Pathé, 1921. Directed by Fred Newmeyer.  Camera:  Walter Lundin.  With Harold Lloyd, Mildred Davis, Noah Young, Dick Sutherland, Fred Guiol, Jobyna Ralston, Sybil Seely, Charles Stevenson, Leo Willis.


Harold is a rich young idler who falls in love with Mildred:  "She averages six proposals a day, including Sundays and holidays."  He decides he wants to marry her ("...It's too hot to play croquet; let's get married"), and she directs him to her father, who stipulates that Harold must prove he can do something other than loaf.

Harold "puts his shoulder to the wheel" by enlisting in the Navy.  Mildred and her friends embark on a long trip on her father's yacht.  Harold tries to cancel his enlistment, but to no avail.  On the ship, Harold dreams he is an admiral―in a dual role, he takes orders from himself.

Harold encounters Rough-House, who is impressed when Harold accidentally knocks out the Navy's boxing champion.  The ship sails into port at Khaipura-Bhandanna.  The Maharajah has taken a liking to Mildred, and kidnaps her.  Harold uses comic acrobatics to rescue her from the palace, eventually retrieving the key to the room she is locked in, and escaping from the Black Castle with his betrothed.

What was said about A Sailor-Made Man:

Wid’s Daily (November 27,1921)
"Lloyd again demonstrates in this the possibility of straight clean comedy without resorting to slapstick or smutty effects. His comedy is clean, straight, and decent."

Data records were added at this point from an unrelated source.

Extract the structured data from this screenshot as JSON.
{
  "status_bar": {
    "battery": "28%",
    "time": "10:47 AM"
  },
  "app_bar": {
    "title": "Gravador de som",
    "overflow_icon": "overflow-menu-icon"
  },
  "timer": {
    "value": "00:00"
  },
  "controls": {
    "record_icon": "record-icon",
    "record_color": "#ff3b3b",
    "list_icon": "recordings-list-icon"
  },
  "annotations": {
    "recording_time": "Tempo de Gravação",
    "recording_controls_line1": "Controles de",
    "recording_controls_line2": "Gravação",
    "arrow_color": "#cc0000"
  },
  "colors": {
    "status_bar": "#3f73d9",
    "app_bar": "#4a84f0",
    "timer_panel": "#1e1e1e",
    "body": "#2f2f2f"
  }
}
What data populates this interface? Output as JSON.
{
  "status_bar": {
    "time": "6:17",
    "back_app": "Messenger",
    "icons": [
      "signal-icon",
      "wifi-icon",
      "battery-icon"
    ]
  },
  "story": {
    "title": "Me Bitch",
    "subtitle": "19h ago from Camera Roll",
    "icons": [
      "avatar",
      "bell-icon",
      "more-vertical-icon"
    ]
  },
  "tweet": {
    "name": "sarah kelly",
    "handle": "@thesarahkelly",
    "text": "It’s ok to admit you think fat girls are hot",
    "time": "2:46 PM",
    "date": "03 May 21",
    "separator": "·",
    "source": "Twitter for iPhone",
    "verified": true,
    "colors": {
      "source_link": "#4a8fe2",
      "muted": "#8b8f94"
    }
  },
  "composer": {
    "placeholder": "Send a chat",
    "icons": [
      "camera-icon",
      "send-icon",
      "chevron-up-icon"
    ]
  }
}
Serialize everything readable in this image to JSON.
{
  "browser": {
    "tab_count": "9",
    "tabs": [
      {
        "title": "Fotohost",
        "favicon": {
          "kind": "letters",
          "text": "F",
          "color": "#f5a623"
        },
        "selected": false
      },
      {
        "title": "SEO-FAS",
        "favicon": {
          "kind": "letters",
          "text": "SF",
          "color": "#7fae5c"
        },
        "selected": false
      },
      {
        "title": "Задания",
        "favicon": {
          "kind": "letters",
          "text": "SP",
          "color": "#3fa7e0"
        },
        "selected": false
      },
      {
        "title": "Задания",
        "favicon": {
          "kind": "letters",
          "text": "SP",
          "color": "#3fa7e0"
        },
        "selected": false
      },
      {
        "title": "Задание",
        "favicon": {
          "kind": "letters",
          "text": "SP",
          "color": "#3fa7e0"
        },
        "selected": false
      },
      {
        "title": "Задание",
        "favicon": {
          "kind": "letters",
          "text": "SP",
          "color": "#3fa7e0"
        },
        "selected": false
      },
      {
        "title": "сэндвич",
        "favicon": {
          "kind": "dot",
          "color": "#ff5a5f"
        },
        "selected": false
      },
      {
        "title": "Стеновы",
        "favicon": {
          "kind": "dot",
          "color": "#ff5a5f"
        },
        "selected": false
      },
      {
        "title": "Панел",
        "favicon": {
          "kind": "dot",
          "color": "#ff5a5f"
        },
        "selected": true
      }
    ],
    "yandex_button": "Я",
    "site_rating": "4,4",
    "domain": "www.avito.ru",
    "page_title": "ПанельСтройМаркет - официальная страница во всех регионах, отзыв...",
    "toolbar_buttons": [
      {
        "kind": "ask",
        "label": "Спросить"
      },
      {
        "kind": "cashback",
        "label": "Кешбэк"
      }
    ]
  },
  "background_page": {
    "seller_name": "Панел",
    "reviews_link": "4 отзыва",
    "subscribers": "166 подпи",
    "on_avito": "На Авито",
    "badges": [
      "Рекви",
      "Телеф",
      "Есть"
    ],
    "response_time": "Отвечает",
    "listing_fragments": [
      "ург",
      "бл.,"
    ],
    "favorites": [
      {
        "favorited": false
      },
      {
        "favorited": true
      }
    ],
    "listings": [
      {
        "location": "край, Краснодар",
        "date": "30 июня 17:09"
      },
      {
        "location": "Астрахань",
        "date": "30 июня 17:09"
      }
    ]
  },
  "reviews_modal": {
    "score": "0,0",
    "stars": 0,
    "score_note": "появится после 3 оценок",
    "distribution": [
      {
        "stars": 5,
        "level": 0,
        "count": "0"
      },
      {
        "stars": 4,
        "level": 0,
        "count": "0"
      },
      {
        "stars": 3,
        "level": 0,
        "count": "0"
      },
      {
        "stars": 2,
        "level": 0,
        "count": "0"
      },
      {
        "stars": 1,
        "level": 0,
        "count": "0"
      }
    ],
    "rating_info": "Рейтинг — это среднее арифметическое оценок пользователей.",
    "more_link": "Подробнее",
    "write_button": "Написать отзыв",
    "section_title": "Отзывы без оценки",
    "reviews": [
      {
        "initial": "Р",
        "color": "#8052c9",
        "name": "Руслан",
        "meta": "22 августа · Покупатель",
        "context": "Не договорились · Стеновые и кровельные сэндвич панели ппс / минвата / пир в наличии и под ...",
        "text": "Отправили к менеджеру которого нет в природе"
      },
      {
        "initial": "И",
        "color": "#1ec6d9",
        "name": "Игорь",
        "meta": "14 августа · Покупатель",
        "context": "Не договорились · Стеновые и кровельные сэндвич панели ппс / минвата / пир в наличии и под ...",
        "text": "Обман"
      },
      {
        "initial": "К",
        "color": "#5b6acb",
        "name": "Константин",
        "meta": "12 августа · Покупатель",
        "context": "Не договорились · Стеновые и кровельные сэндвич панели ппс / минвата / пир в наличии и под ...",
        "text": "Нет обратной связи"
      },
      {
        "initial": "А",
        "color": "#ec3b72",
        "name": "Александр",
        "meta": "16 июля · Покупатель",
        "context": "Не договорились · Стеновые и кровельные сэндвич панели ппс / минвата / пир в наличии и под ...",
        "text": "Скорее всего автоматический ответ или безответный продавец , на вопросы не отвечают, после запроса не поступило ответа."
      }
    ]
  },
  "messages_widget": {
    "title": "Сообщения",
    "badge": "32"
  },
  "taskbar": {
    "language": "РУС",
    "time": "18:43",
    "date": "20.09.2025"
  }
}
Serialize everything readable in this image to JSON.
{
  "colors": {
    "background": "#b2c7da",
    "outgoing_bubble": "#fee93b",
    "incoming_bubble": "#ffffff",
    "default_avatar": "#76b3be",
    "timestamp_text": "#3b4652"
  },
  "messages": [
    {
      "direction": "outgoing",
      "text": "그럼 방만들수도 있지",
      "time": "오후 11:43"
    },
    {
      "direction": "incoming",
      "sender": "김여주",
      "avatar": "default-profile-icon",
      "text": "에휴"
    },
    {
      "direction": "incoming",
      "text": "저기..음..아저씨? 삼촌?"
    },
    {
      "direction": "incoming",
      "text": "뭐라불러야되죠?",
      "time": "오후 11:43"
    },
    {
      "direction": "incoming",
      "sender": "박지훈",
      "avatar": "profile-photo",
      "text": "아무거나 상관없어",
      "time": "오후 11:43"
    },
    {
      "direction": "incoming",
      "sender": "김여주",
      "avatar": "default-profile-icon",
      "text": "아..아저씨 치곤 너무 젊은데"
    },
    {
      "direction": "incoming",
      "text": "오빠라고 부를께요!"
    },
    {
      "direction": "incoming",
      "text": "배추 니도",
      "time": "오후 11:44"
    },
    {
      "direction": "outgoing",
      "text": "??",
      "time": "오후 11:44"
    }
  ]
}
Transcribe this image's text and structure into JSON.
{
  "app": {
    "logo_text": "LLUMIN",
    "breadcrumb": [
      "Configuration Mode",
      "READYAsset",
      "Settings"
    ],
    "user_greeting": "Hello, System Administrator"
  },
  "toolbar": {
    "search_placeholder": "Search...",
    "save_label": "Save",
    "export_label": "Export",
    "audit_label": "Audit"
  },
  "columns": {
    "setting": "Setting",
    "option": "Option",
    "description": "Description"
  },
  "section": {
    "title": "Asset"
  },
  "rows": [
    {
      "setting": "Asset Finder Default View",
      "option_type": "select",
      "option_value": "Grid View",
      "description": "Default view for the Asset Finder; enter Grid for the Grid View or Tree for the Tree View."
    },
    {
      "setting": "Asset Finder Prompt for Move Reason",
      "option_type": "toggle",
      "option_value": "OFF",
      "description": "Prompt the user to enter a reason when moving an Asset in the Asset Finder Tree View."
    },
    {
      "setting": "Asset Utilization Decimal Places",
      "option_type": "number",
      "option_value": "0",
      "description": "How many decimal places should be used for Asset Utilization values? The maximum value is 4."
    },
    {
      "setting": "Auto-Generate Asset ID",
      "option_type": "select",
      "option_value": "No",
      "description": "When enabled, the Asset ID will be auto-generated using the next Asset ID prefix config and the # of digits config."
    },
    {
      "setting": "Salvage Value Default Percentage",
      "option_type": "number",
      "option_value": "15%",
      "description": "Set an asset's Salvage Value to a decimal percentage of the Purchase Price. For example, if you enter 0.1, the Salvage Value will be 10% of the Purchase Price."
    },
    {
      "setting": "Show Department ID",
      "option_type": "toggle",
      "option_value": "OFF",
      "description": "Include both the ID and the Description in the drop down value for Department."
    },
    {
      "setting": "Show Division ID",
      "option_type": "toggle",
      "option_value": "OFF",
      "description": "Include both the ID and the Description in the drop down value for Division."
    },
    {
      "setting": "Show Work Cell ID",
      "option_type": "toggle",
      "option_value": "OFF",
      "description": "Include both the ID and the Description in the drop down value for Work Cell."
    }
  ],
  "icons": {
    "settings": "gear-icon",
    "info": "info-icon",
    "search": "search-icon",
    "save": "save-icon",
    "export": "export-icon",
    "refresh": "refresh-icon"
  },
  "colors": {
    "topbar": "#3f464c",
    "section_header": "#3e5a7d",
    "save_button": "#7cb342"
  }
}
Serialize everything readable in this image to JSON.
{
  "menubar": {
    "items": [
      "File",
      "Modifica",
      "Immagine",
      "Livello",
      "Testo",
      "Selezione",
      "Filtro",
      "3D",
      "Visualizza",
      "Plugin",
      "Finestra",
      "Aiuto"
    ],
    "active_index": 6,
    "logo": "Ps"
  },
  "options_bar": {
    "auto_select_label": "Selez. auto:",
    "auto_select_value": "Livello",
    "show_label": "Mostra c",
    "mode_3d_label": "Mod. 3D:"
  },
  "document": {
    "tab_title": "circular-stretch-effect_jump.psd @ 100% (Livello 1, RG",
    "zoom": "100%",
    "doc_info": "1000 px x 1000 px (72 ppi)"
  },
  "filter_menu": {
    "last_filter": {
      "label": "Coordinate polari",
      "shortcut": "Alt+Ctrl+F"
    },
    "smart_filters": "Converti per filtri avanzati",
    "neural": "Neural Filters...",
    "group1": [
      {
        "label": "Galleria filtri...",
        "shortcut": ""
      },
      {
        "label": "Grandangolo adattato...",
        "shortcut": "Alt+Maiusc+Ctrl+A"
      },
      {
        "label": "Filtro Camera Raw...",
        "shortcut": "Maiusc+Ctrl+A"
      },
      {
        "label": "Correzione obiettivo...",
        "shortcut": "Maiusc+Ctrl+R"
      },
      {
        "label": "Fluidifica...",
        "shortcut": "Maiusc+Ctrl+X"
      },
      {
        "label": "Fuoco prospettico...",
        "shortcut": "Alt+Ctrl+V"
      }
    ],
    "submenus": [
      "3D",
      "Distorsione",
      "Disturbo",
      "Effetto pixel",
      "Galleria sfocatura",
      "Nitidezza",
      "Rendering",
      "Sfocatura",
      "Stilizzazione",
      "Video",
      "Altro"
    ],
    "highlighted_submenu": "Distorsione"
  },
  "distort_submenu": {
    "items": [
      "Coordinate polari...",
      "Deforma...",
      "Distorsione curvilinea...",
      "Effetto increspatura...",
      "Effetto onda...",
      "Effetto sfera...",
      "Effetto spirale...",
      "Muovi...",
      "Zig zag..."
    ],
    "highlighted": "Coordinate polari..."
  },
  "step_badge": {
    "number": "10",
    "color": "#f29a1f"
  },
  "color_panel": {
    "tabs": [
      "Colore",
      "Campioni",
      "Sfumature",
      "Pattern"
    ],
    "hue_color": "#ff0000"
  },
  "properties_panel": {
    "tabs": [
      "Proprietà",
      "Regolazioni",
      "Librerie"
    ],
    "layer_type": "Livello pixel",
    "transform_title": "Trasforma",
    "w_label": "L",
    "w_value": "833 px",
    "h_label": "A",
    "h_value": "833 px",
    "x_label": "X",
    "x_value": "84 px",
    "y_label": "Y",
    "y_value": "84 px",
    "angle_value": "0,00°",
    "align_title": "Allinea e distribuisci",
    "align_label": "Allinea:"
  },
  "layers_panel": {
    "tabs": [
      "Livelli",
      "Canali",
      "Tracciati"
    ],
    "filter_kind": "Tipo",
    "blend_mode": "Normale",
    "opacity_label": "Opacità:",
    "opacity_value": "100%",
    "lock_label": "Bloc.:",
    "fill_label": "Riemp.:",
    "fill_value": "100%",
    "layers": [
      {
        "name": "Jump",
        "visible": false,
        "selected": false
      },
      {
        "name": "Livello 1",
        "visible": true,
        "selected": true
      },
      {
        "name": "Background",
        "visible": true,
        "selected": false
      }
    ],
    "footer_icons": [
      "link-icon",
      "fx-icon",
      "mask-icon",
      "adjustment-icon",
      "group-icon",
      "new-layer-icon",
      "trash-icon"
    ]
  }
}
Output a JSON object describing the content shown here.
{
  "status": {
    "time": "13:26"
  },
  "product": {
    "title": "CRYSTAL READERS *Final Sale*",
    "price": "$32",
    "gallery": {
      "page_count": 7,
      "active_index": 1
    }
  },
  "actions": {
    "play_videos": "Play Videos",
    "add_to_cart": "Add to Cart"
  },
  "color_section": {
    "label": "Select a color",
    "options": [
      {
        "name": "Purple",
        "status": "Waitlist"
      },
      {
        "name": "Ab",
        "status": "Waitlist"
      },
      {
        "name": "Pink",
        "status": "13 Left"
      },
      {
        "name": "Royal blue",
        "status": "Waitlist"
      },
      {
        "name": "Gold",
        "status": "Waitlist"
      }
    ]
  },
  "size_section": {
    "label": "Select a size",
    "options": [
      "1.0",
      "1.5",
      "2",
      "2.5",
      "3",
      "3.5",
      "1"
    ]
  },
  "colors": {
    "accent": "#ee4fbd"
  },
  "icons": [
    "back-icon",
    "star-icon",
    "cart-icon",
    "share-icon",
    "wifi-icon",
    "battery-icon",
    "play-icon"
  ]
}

Motion Picture News (December 3, 1921)
"It is a carefully worked-out comedy, there being a stamp of rehearsal over it which indicates that Lloyd never offers anything haphazardly conceived and executed."

The Harold Lloyd Encyclopedia,
by Annette D'Agostino Lloyd
McFarland & Company, Inc.,
Jefferson, NC and London, 2004

Poster artwork courtesy of Gunnar.  Additional photo courtesy of Karl.